Similarly, The Rite of the 360 Degrees—with its grad-school art star initiate and hermetic all-male castes of emerging and established professional artists, influential academics, and photogenic critics enacting the ritual of admission into their ranks—can be seen at least in part as satirizing the pompous and proprietary boy’s club atmosphere that makes the art world so stifling. On a broader scale, with its overarching narrative of pure utopian urges derailed and co-opted by bureaucracy and materialism, Oism stands as a critique of the great Modernist enterprise—or for that matter, any great utopian enterprise. But particularly America itself.
Of course, as with any well-constructed mythology, Oism may be fruitfully applied to any situation. It functions admirably as a vehicle for Shaw’s ongoing autobiographical impulses. The Oist Thrift Store Paintings refer to his famous 1990 curatorial project; the Oist Student and Goodman paintings hearken back to his Michigan school days; and much of the subject matter of Oist works derives from either his dreams or his encyclopedic knowledge of popular culture. On the other end of the scale, Oism should theoretically provide a conceptual framework for understanding the entire universe, how it came into being, and our place in it. Which would make it a viable religion.

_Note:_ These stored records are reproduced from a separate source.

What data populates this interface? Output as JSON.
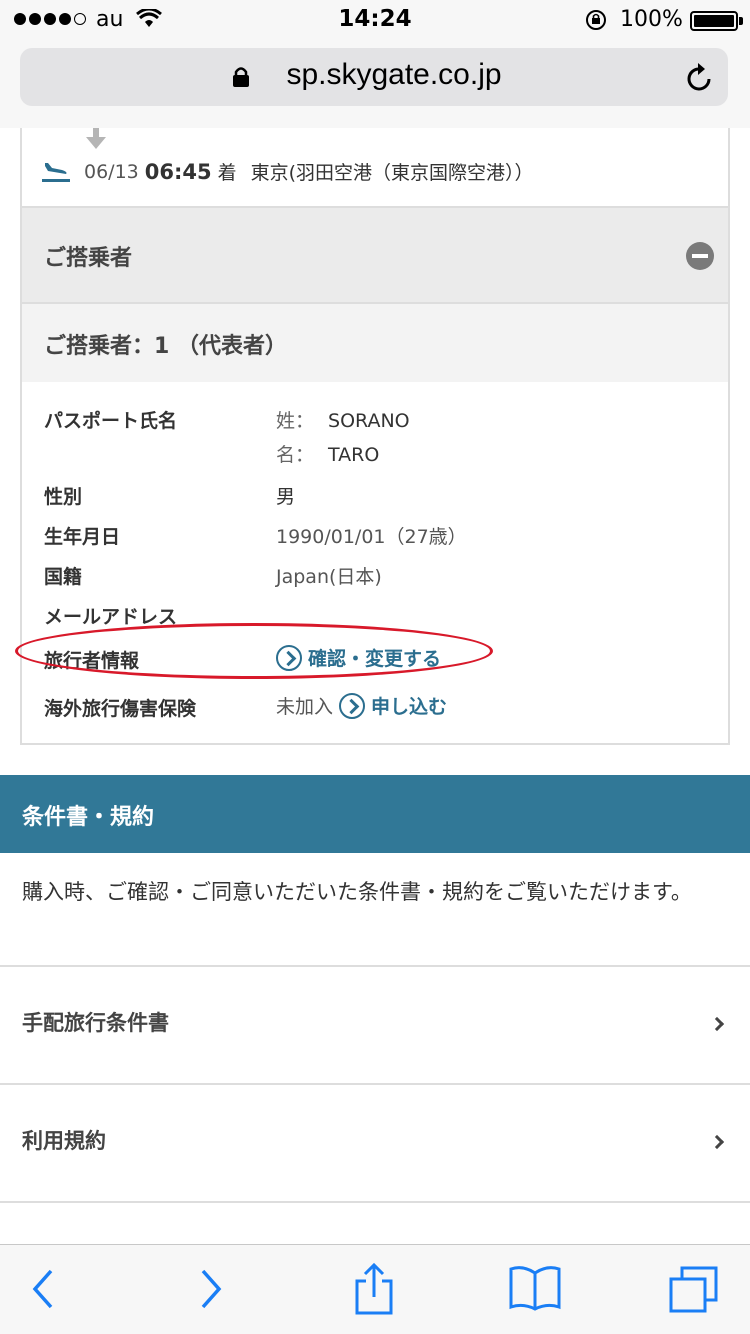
{
  "status_bar": {
    "carrier": "au",
    "time": "14:24",
    "battery": "100%",
    "battery_level": 1.0
  },
  "browser": {
    "url": "sp.skygate.co.jp"
  },
  "flight": {
    "date": "06/13",
    "time": "06:45",
    "status": "着",
    "airport": "東京(羽田空港（東京国際空港））"
  },
  "passengers": {
    "section_title": "ご搭乗者",
    "passenger_title": "ご搭乗者：1 （代表者）",
    "passport_name_label": "パスポート氏名",
    "surname_key": "姓：",
    "surname": "SORANO",
    "given_key": "名：",
    "given_name": "TARO",
    "gender_label": "性別",
    "gender": "男",
    "birthday_label": "生年月日",
    "birthday": "1990/01/01（27歳）",
    "nationality_label": "国籍",
    "nationality": "Japan(日本)",
    "email_label": "メールアドレス",
    "email": "",
    "traveler_info_label": "旅行者情報",
    "traveler_info_link": "確認・変更する",
    "insurance_label": "海外旅行傷害保険",
    "insurance_status": "未加入",
    "insurance_link": "申し込む"
  },
  "terms": {
    "section_title": "条件書・規約",
    "description": "購入時、ご確認・ご同意いただいた条件書・規約をご覧いただけます。",
    "items": [
      {
        "label": "手配旅行条件書"
      },
      {
        "label": "利用規約"
      }
    ]
  },
  "colors": {
    "accent": "#317897",
    "link": "#2b6e8f",
    "annotation": "#d8192a",
    "ios_blue": "#1a7ef5"
  },
  "icons": [
    "back-icon",
    "forward-icon",
    "share-icon",
    "bookmarks-icon",
    "tabs-icon",
    "reload-icon",
    "lock-icon",
    "arrival-plane-icon",
    "minus-circle-icon",
    "chevron-right-icon"
  ]
}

In an early essay I proposed L. Ron Hubbard as the greatest artist of the 20th century, due to his remarkable ability to convince so many people, against all evidence, of the authenticity of his fantastic resumé, the intelligibility of his theories, and the legitimacy of his spiritual authority. Perhaps Oism is the next step in this evolution of the aesthetics of belief—an immanently false but perfectly functional doctrine. The task of mimicking an entire historical religious movement in detail is certainly beyond the abilities of any one artist, no matter how productive. The only way for Oism to ever be truly complete is for it to begin to function organically; to take on a life of its own, drawing its congregation first from savvy art world types and doctors of comparative religion, then from the spiritually parched masses of the industrialized societies. The institutions and artefacts—the thrift shops, feature films, hymnals, and nail salons—imagined by Shaw could be realized by generations of successively less ambivalent Oists. In his dotage, Shaw will pass the reins on to his MBA daughter Collette, who will streamline the organization and send frozen missionaries to the Andromeda system. I can’t see any other way. For this great work to succeed in moving beyond the successes of My Mirage and the Dream Drawings and Objects, the Serpent of Suspended Disbelief must fasten onto its own tail—the Oist narrative circle must be unbroken, roll out of the art world and on into History. So be it.
Doug Harvey is Art Critic for The L.A.Weekly and played the Testicular Bagpipes in Jim Shaw’s The Rite of the 360 Degrees.